[Interface dataset entries]
Content starts

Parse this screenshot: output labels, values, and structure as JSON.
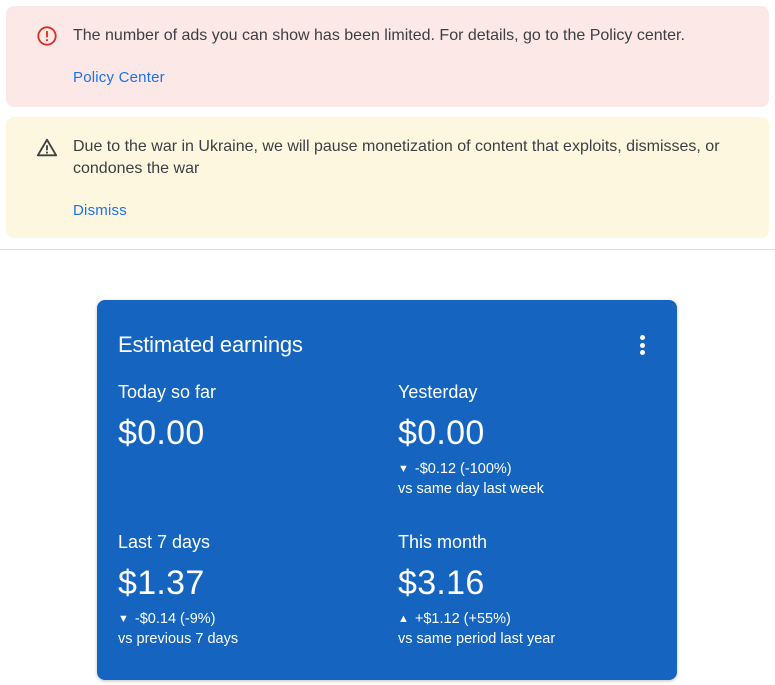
{
  "alerts": {
    "error": {
      "message": "The number of ads you can show has been limited. For details, go to the Policy center.",
      "link_label": "Policy Center",
      "icon": "error-circle-icon",
      "color": "#d93025"
    },
    "warning": {
      "message": "Due to the war in Ukraine, we will pause monetization of content that exploits, dismisses, or condones the war",
      "link_label": "Dismiss",
      "icon": "warning-triangle-icon",
      "color": "#3c4043"
    }
  },
  "earnings_card": {
    "title": "Estimated earnings",
    "background": "#1565c0",
    "menu_icon": "more-vert-icon",
    "metrics": {
      "today": {
        "label": "Today so far",
        "value": "$0.00"
      },
      "yesterday": {
        "label": "Yesterday",
        "value": "$0.00",
        "trend": "down",
        "delta": "-$0.12 (-100%)",
        "compare": "vs same day last week"
      },
      "last7": {
        "label": "Last 7 days",
        "value": "$1.37",
        "trend": "down",
        "delta": "-$0.14 (-9%)",
        "compare": "vs previous 7 days"
      },
      "month": {
        "label": "This month",
        "value": "$3.16",
        "trend": "up",
        "delta": "+$1.12 (+55%)",
        "compare": "vs same period last year"
      }
    }
  },
  "arrows": {
    "down": "▼",
    "up": "▲"
  }
}
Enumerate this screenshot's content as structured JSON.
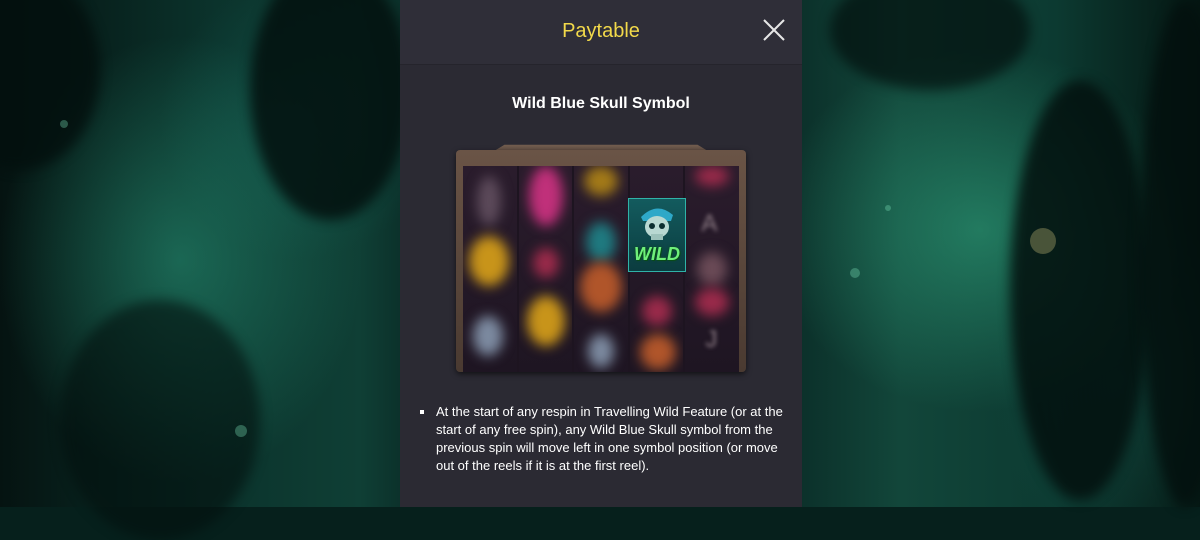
{
  "panel": {
    "title": "Paytable",
    "close_icon": "close-icon"
  },
  "section": {
    "title": "Wild Blue Skull Symbol",
    "wild_label": "WILD",
    "reel_letters": [
      "A",
      "J"
    ],
    "description": "At the start of any respin in Travelling Wild Feature (or at the start of any free spin), any Wild Blue Skull symbol from the previous spin will move left in one symbol position (or move out of the reels if it is at the first reel)."
  },
  "colors": {
    "title": "#f2d94a",
    "panel_bg": "#2b2a33",
    "text": "#ffffff",
    "wild_text": "#6ff07a"
  }
}
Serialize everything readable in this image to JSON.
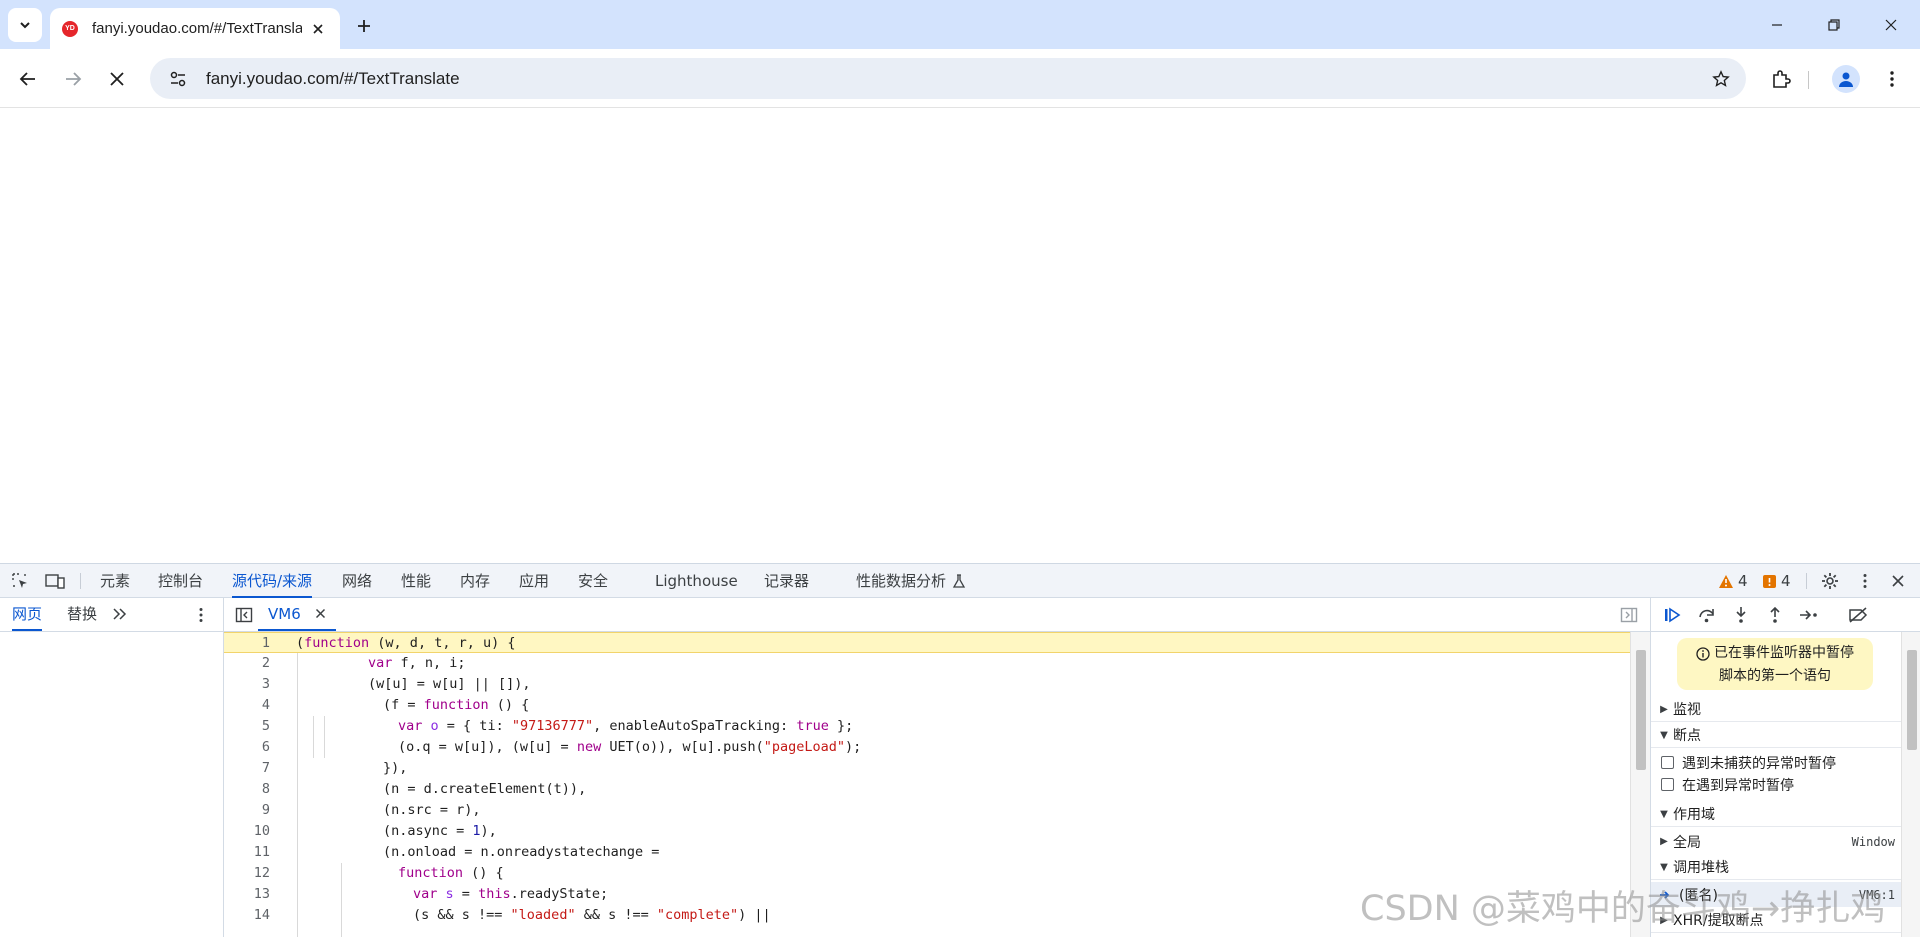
{
  "browser": {
    "tab": {
      "title": "fanyi.youdao.com/#/TextTranslate",
      "favicon_text": "YD"
    },
    "url": "fanyi.youdao.com/#/TextTranslate"
  },
  "devtools": {
    "tabs": [
      "元素",
      "控制台",
      "源代码/来源",
      "网络",
      "性能",
      "内存",
      "应用",
      "安全",
      "Lighthouse",
      "记录器",
      "性能数据分析"
    ],
    "active_tab": "源代码/来源",
    "warnings_count": "4",
    "errors_count": "4",
    "navigator_tabs": [
      "网页",
      "替换"
    ],
    "file_tab": "VM6",
    "code_lines": [
      {
        "n": "1",
        "tokens": [
          [
            "(",
            ""
          ],
          [
            "function",
            "kw"
          ],
          [
            " (w, d, t, r, u) {",
            ""
          ]
        ]
      },
      {
        "n": "2",
        "tokens": [
          [
            "var",
            "kw"
          ],
          [
            " f, n, i;",
            ""
          ]
        ]
      },
      {
        "n": "3",
        "tokens": [
          [
            "(w[u] = w[u] || []),",
            ""
          ]
        ]
      },
      {
        "n": "4",
        "tokens": [
          [
            "(f = ",
            ""
          ],
          [
            "function",
            "kw"
          ],
          [
            " () {",
            ""
          ]
        ]
      },
      {
        "n": "5",
        "tokens": [
          [
            "var",
            "kw"
          ],
          [
            " ",
            ""
          ],
          [
            "o",
            "var"
          ],
          [
            " = { ti: ",
            ""
          ],
          [
            "\"97136777\"",
            "str"
          ],
          [
            ", enableAutoSpaTracking: ",
            ""
          ],
          [
            "true",
            "lit"
          ],
          [
            " };",
            ""
          ]
        ]
      },
      {
        "n": "6",
        "tokens": [
          [
            "(o.q = w[u]), (w[u] = ",
            ""
          ],
          [
            "new",
            "kw"
          ],
          [
            " UET(o)), w[u].push(",
            ""
          ],
          [
            "\"pageLoad\"",
            "str"
          ],
          [
            ");",
            ""
          ]
        ]
      },
      {
        "n": "7",
        "tokens": [
          [
            "}),",
            ""
          ]
        ]
      },
      {
        "n": "8",
        "tokens": [
          [
            "(n = d.createElement(t)),",
            ""
          ]
        ]
      },
      {
        "n": "9",
        "tokens": [
          [
            "(n.src = r),",
            ""
          ]
        ]
      },
      {
        "n": "10",
        "tokens": [
          [
            "(n.async = ",
            ""
          ],
          [
            "1",
            "num"
          ],
          [
            "),",
            ""
          ]
        ]
      },
      {
        "n": "11",
        "tokens": [
          [
            "(n.onload = n.onreadystatechange =",
            ""
          ]
        ]
      },
      {
        "n": "12",
        "tokens": [
          [
            "function",
            "kw"
          ],
          [
            " () {",
            ""
          ]
        ]
      },
      {
        "n": "13",
        "tokens": [
          [
            "var",
            "kw"
          ],
          [
            " ",
            ""
          ],
          [
            "s",
            "var"
          ],
          [
            " = ",
            ""
          ],
          [
            "this",
            "kw"
          ],
          [
            ".readyState;",
            ""
          ]
        ]
      },
      {
        "n": "14",
        "tokens": [
          [
            "(s && s !== ",
            ""
          ],
          [
            "\"loaded\"",
            "str"
          ],
          [
            " && s !== ",
            ""
          ],
          [
            "\"complete\"",
            "str"
          ],
          [
            ") ||",
            ""
          ]
        ]
      }
    ],
    "debugger": {
      "paused_line1": "已在事件监听器中暂停",
      "paused_line2": "脚本的第一个语句",
      "watch": "监视",
      "breakpoints": "断点",
      "pause_uncaught": "遇到未捕获的异常时暂停",
      "pause_caught": "在遇到异常时暂停",
      "scope": "作用域",
      "global": "全局",
      "global_value": "Window",
      "call_stack": "调用堆栈",
      "frame_name": "(匿名)",
      "frame_loc": "VM6:1",
      "xhr_breakpoints": "XHR/提取断点"
    }
  },
  "watermark": "CSDN @菜鸡中的奋斗鸡→挣扎鸡"
}
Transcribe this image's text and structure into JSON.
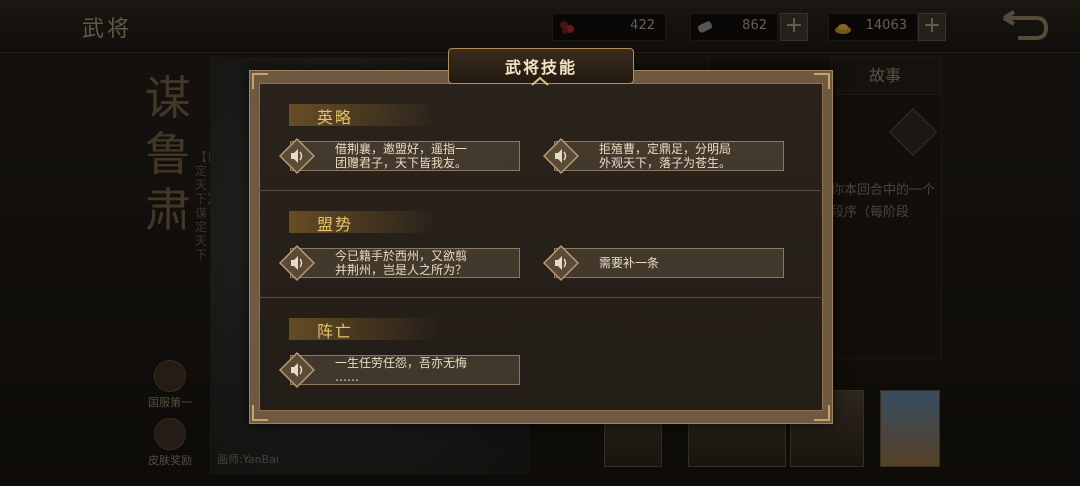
{
  "header": {
    "title": "武将",
    "resources": [
      {
        "icon": "gem-icon",
        "value": "422"
      },
      {
        "icon": "scroll-icon",
        "value": "862"
      },
      {
        "icon": "gold-ingot-icon",
        "value": "14063"
      }
    ],
    "plus_label": "+"
  },
  "general": {
    "name_vertical": "谋鲁肃",
    "title_vertical": "【谋定天下】谋定天下"
  },
  "left_menu": [
    {
      "label": "国服第一",
      "icon": "crest-icon"
    },
    {
      "label": "皮肤奖励",
      "icon": "peach-icon"
    }
  ],
  "portrait": {
    "painter": "画师:YanBai"
  },
  "right_panel": {
    "tab_story": "故事",
    "desc": "令你本回合中的一个阶段序（每阶段"
  },
  "modal": {
    "title": "武将技能",
    "sections": [
      {
        "label": "英略",
        "lines": [
          "借荆襄，邀盟好，遥指一\n团赠君子，天下皆我友。",
          "拒殖曹，定鼎足，分明局\n外观天下，落子为苍生。"
        ]
      },
      {
        "label": "盟势",
        "lines": [
          "今已籍手於西州，又欲翦\n并荆州，岂是人之所为？",
          "需要补一条"
        ]
      },
      {
        "label": "阵亡",
        "lines": [
          "一生任劳任怨，吾亦无悔\n……"
        ]
      }
    ]
  },
  "colors": {
    "accent_gold": "#e6c46e",
    "frame": "#a08460",
    "text_light": "#e8dcc2"
  }
}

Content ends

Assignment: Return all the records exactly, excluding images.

Finished exercise:
Parse this screenshot: output labels, values, and structure as JSON.
{
  "alerts": {
    "error": {
      "message": "The number of ads you can show has been limited. For details, go to the Policy center.",
      "link_label": "Policy Center",
      "icon": "error-circle-icon",
      "color": "#d93025"
    },
    "warning": {
      "message": "Due to the war in Ukraine, we will pause monetization of content that exploits, dismisses, or condones the war",
      "link_label": "Dismiss",
      "icon": "warning-triangle-icon",
      "color": "#3c4043"
    }
  },
  "earnings_card": {
    "title": "Estimated earnings",
    "background": "#1565c0",
    "menu_icon": "more-vert-icon",
    "metrics": {
      "today": {
        "label": "Today so far",
        "value": "$0.00"
      },
      "yesterday": {
        "label": "Yesterday",
        "value": "$0.00",
        "trend": "down",
        "delta": "-$0.12 (-100%)",
        "compare": "vs same day last week"
      },
      "last7": {
        "label": "Last 7 days",
        "value": "$1.37",
        "trend": "down",
        "delta": "-$0.14 (-9%)",
        "compare": "vs previous 7 days"
      },
      "month": {
        "label": "This month",
        "value": "$3.16",
        "trend": "up",
        "delta": "+$1.12 (+55%)",
        "compare": "vs same period last year"
      }
    }
  },
  "arrows": {
    "down": "▼",
    "up": "▲"
  }
}
Enumerate this screenshot's content as structured JSON.
{
  "panel": {
    "title": "Paytable",
    "close_icon": "close-icon"
  },
  "section": {
    "title": "Wild Blue Skull Symbol",
    "wild_label": "WILD",
    "reel_letters": [
      "A",
      "J"
    ],
    "description": "At the start of any respin in Travelling Wild Feature (or at the start of any free spin), any Wild Blue Skull symbol from the previous spin will move left in one symbol position (or move out of the reels if it is at the first reel)."
  },
  "colors": {
    "title": "#f2d94a",
    "panel_bg": "#2b2a33",
    "text": "#ffffff",
    "wild_text": "#6ff07a"
  }
}
Serialize everything readable in this image to JSON.
{
  "browser": {
    "tab": {
      "title": "fanyi.youdao.com/#/TextTranslate",
      "favicon_text": "YD"
    },
    "url": "fanyi.youdao.com/#/TextTranslate"
  },
  "devtools": {
    "tabs": [
      "元素",
      "控制台",
      "源代码/来源",
      "网络",
      "性能",
      "内存",
      "应用",
      "安全",
      "Lighthouse",
      "记录器",
      "性能数据分析"
    ],
    "active_tab": "源代码/来源",
    "warnings_count": "4",
    "errors_count": "4",
    "navigator_tabs": [
      "网页",
      "替换"
    ],
    "file_tab": "VM6",
    "code_lines": [
      {
        "n": "1",
        "tokens": [
          [
            "(",
            ""
          ],
          [
            "function",
            "kw"
          ],
          [
            " (w, d, t, r, u) {",
            ""
          ]
        ]
      },
      {
        "n": "2",
        "tokens": [
          [
            "var",
            "kw"
          ],
          [
            " f, n, i;",
            ""
          ]
        ]
      },
      {
        "n": "3",
        "tokens": [
          [
            "(w[u] = w[u] || []),",
            ""
          ]
        ]
      },
      {
        "n": "4",
        "tokens": [
          [
            "(f = ",
            ""
          ],
          [
            "function",
            "kw"
          ],
          [
            " () {",
            ""
          ]
        ]
      },
      {
        "n": "5",
        "tokens": [
          [
            "var",
            "kw"
          ],
          [
            " ",
            ""
          ],
          [
            "o",
            "var"
          ],
          [
            " = { ti: ",
            ""
          ],
          [
            "\"97136777\"",
            "str"
          ],
          [
            ", enableAutoSpaTracking: ",
            ""
          ],
          [
            "true",
            "lit"
          ],
          [
            " };",
            ""
          ]
        ]
      },
      {
        "n": "6",
        "tokens": [
          [
            "(o.q = w[u]), (w[u] = ",
            ""
          ],
          [
            "new",
            "kw"
          ],
          [
            " UET(o)), w[u].push(",
            ""
          ],
          [
            "\"pageLoad\"",
            "str"
          ],
          [
            ");",
            ""
          ]
        ]
      },
      {
        "n": "7",
        "tokens": [
          [
            "}),",
            ""
          ]
        ]
      },
      {
        "n": "8",
        "tokens": [
          [
            "(n = d.createElement(t)),",
            ""
          ]
        ]
      },
      {
        "n": "9",
        "tokens": [
          [
            "(n.src = r),",
            ""
          ]
        ]
      },
      {
        "n": "10",
        "tokens": [
          [
            "(n.async = ",
            ""
          ],
          [
            "1",
            "num"
          ],
          [
            "),",
            ""
          ]
        ]
      },
      {
        "n": "11",
        "tokens": [
          [
            "(n.onload = n.onreadystatechange =",
            ""
          ]
        ]
      },
      {
        "n": "12",
        "tokens": [
          [
            "function",
            "kw"
          ],
          [
            " () {",
            ""
          ]
        ]
      },
      {
        "n": "13",
        "tokens": [
          [
            "var",
            "kw"
          ],
          [
            " ",
            ""
          ],
          [
            "s",
            "var"
          ],
          [
            " = ",
            ""
          ],
          [
            "this",
            "kw"
          ],
          [
            ".readyState;",
            ""
          ]
        ]
      },
      {
        "n": "14",
        "tokens": [
          [
            "(s && s !== ",
            ""
          ],
          [
            "\"loaded\"",
            "str"
          ],
          [
            " && s !== ",
            ""
          ],
          [
            "\"complete\"",
            "str"
          ],
          [
            ") ||",
            ""
          ]
        ]
      }
    ],
    "debugger": {
      "paused_line1": "已在事件监听器中暂停",
      "paused_line2": "脚本的第一个语句",
      "watch": "监视",
      "breakpoints": "断点",
      "pause_uncaught": "遇到未捕获的异常时暂停",
      "pause_caught": "在遇到异常时暂停",
      "scope": "作用域",
      "global": "全局",
      "global_value": "Window",
      "call_stack": "调用堆栈",
      "frame_name": "(匿名)",
      "frame_loc": "VM6:1",
      "xhr_breakpoints": "XHR/提取断点"
    }
  },
  "watermark": "CSDN @菜鸡中的奋斗鸡→挣扎鸡"
}
Transcribe this image's text and structure into JSON.
{
  "header": {
    "title": "武将",
    "resources": [
      {
        "icon": "gem-icon",
        "value": "422"
      },
      {
        "icon": "scroll-icon",
        "value": "862"
      },
      {
        "icon": "gold-ingot-icon",
        "value": "14063"
      }
    ],
    "plus_label": "+"
  },
  "general": {
    "name_vertical": "谋鲁肃",
    "title_vertical": "【谋定天下】谋定天下"
  },
  "left_menu": [
    {
      "label": "国服第一",
      "icon": "crest-icon"
    },
    {
      "label": "皮肤奖励",
      "icon": "peach-icon"
    }
  ],
  "portrait": {
    "painter": "画师:YanBai"
  },
  "right_panel": {
    "tab_story": "故事",
    "desc": "令你本回合中的一个阶段序（每阶段"
  },
  "modal": {
    "title": "武将技能",
    "sections": [
      {
        "label": "英略",
        "lines": [
          "借荆襄，邀盟好，遥指一\n团赠君子，天下皆我友。",
          "拒殖曹，定鼎足，分明局\n外观天下，落子为苍生。"
        ]
      },
      {
        "label": "盟势",
        "lines": [
          "今已籍手於西州，又欲翦\n并荆州，岂是人之所为？",
          "需要补一条"
        ]
      },
      {
        "label": "阵亡",
        "lines": [
          "一生任劳任怨，吾亦无悔\n……"
        ]
      }
    ]
  },
  "colors": {
    "accent_gold": "#e6c46e",
    "frame": "#a08460",
    "text_light": "#e8dcc2"
  }
}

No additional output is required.